To make the best-worst-possible macaroni and cheese, obviously you’re going to need bacon. And you’ll need American cheese. It may not be regarded as a particularly respectable food, but there’s nothing—nothing!—like processed cheese when it comes to making a cheese sauce smooth and creamy.
You’ll also need beer, of course. I prefer to cook with beer I like to drink because I expect to taste it in the dish. Otherwise, why bother? I’m not pouring all this beer in here for my health, am I right?
Anyway, a year or two ago, John and I found a local restaurant chain that offers points for each new beer you try. We’re such suckers for a good point system that we’ve accidentally learned quite a lot about beer, and these days we usually keep some good beer in the fridge. On Mac and Cheese and Back to the Future Night, as it would come to be known (for probably-obvious reasons, although if you guessed it’s because we watched Back to the Future, you’ve underestimated the likelihood that we might have a card game based on Back to the Future) we had Fat Tire on hand. Hooray!
Now, you can use any decent amber ale for this, though I’m stubbornly partial to Fat Tire, and to New Belgium in general. I don’t mean to ramble, but New Belgium was the first craft brewery I really became aware of, back when they started distributing here two or three years ago. Maybe it’s the same principle at work that prevents you from forgetting your first Doctor, according to a cool t-shirt I saw one time. Or your first pig, according to a bumper sticker that’s been on my car for nine years, though I’ve never really understood what it meant. (Or your first love, according to what is apparently the actual figure of speech that both those jokes are based on.) But then again, it could also be because New Belgium is a brewery widely recognized for its excellent beers. Who knows?
Whatever brewery you choose, I wouldn’t stray terribly far from the amber ale category in this recipe if I were you, because it turned out lovely. You’ll get a complex, cheesy, creamy, yeasty mac and cheese studded with chives and crunchy-chewy salty-sweet bacon, just like the perfect loaded baked potato, but without all that way-too-nutritious potato in the way.
Beer & Bacon Mac & Cheese
- 1 lb macaroni of your choice (shells are nice)
- 1 stick (1/2 cup) salted butter
- 2 cloves garlic, finely minced
- 3/4 cup all-purpose flour
- 1 Tbsp grated parmesan

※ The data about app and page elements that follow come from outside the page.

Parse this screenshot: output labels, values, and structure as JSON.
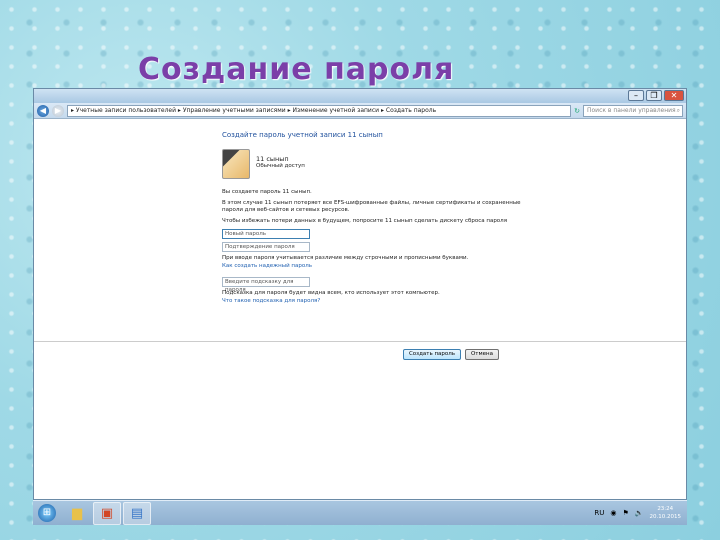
{
  "slide": {
    "title": "Создание пароля"
  },
  "window": {
    "address": {
      "breadcrumb": [
        "Учетные записи пользователей",
        "Управление учетными записями",
        "Изменение учетной записи",
        "Создать пароль"
      ],
      "search_placeholder": "Поиск в панели управления"
    },
    "heading": "Создайте пароль учетной записи 11 сынып",
    "user": {
      "name": "11 сынып",
      "role": "Обычный доступ"
    },
    "text1": "Вы создаете пароль 11 сынып.",
    "text2": "В этом случае 11 сынып потеряет все EFS-шифрованные файлы, личные сертификаты и сохраненные пароли для веб-сайтов и сетевых ресурсов.",
    "text3": "Чтобы избежать потери данных в будущем, попросите 11 сынып сделать дискету сброса пароля",
    "new_password_placeholder": "Новый пароль",
    "confirm_placeholder": "Подтверждение пароля",
    "case_note": "При вводе пароля учитывается различие между строчными и прописными буквами.",
    "strong_link": "Как создать надежный пароль",
    "hint_placeholder": "Введите подсказку для пароля",
    "hint_note": "Подсказка для пароля будет видна всем, кто использует этот компьютер.",
    "hint_link": "Что такое подсказка для пароля?",
    "create_button": "Создать пароль",
    "cancel_button": "Отмена"
  },
  "taskbar": {
    "lang": "RU",
    "time": "23:24",
    "date": "20.10.2015"
  }
}
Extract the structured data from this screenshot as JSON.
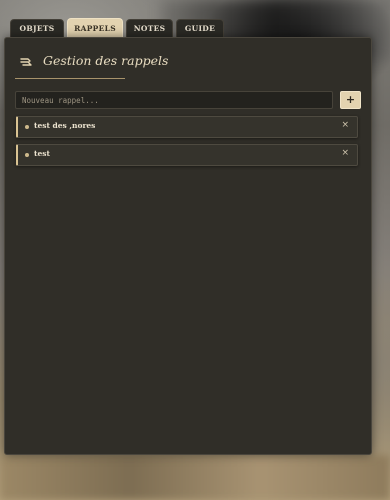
{
  "tabs": [
    {
      "label": "OBJETS",
      "active": false
    },
    {
      "label": "RAPPELS",
      "active": true
    },
    {
      "label": "NOTES",
      "active": false
    },
    {
      "label": "GUIDE",
      "active": false
    }
  ],
  "panel": {
    "title": "Gestion des rappels",
    "icon": "reminder-icon"
  },
  "new_reminder": {
    "placeholder": "Nouveau rappel...",
    "value": "",
    "add_label": "+"
  },
  "reminders": [
    {
      "text": "test des ,nores",
      "delete_label": "×"
    },
    {
      "text": "test",
      "delete_label": "×"
    }
  ],
  "colors": {
    "accent": "#e3d3b0",
    "panel_bg": "#302e28",
    "item_border": "#d9c393",
    "text": "#ece3cf"
  }
}
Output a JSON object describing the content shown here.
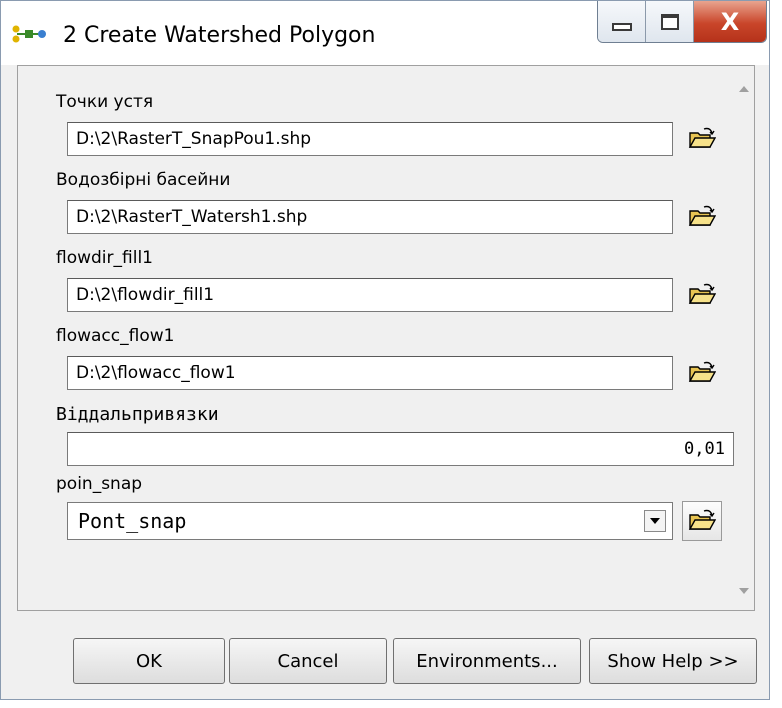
{
  "window": {
    "title": "2 Create Watershed Polygon",
    "close_glyph": "X",
    "icon": "model-icon"
  },
  "form": {
    "fields": [
      {
        "label": "Точки устя",
        "value": "D:\\2\\RasterT_SnapPou1.shp"
      },
      {
        "label": "Водозбірні басейни",
        "value": "D:\\2\\RasterT_Watersh1.shp"
      },
      {
        "label": "flowdir_fill1",
        "value": "D:\\2\\flowdir_fill1"
      },
      {
        "label": "flowacc_flow1",
        "value": "D:\\2\\flowacc_flow1"
      }
    ],
    "distance": {
      "label": "Віддальпривязки",
      "value": "0,01"
    },
    "poin_snap": {
      "label": "poin_snap",
      "selected": "Pont_snap"
    }
  },
  "buttons": {
    "ok": "OK",
    "cancel": "Cancel",
    "environments": "Environments...",
    "show_help": "Show Help >>"
  },
  "colors": {
    "close_button": "#c9452a",
    "folder_yellow": "#f2d35c"
  }
}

- 1/4 cup cream
- 1 1/2 cups milk
- 6 oz (1/2 bottle) tasty amber beer, like Fat Tire
- 8 slices American cheese
- 6 oz shredded cheddar
- 2 Tbsp chopped chives
- Salt, pepper, dried parsley
- 1/4 lb bacon
- Prepare the macaroni according to the package directions, leaving it a little firmer than you’d normally like, and set it aside in a covered casserole dish. (Be sure to add some butter or oil to keep it from sticking.) Preheat the oven to 400°F.
- In a saucepan, melt the butter over medium-high heat. Saute the garlic for 1 minute, until the garlic is fragrant and the butter is bubbly.
- Add flour very gradually, stirring vigorously. Reduce heat to medium and continue to stir until the mixture becomes smooth. Ta-da! You made a roux.
- Stir in the parmesan.
- A little at a time, add the cream, stirring in between. Do the same with the milk, then the beer.
- Add 4 slices of the American cheese and stir until it melts. Add the cheddar and stir until it melts, too.
- Season to taste with salt, pepper, parsley, and any other seasonings you might enjoy.
- Pour the sauce over the macaroni in the casserole dish. It’s safe to fill it to the top. Layer the remaining four slices of American cheese over the top, cover, and bake for 30 minutes.
- While the macaroni is in the oven, fry the bacon in a pan until crispy. Crumble.
- Remove the macaroni from the oven and let stand 5 minutes. Crumble bacon over each serving and eat it up.
Note: As part of the Foodbuzz Tastemaker Program, I received sponsorship from New Belgium for publishing this recipe. This was an honor almost comparable to what I imagine it would’ve been like if Eleventh Doctor Matt Smith had asked me to concoct a menu for his Doctor Who theme party, or if… hmm, no, I don’t know how to tie it into the pig thing, because I’ve never actually owned a pig. I still don’t get that.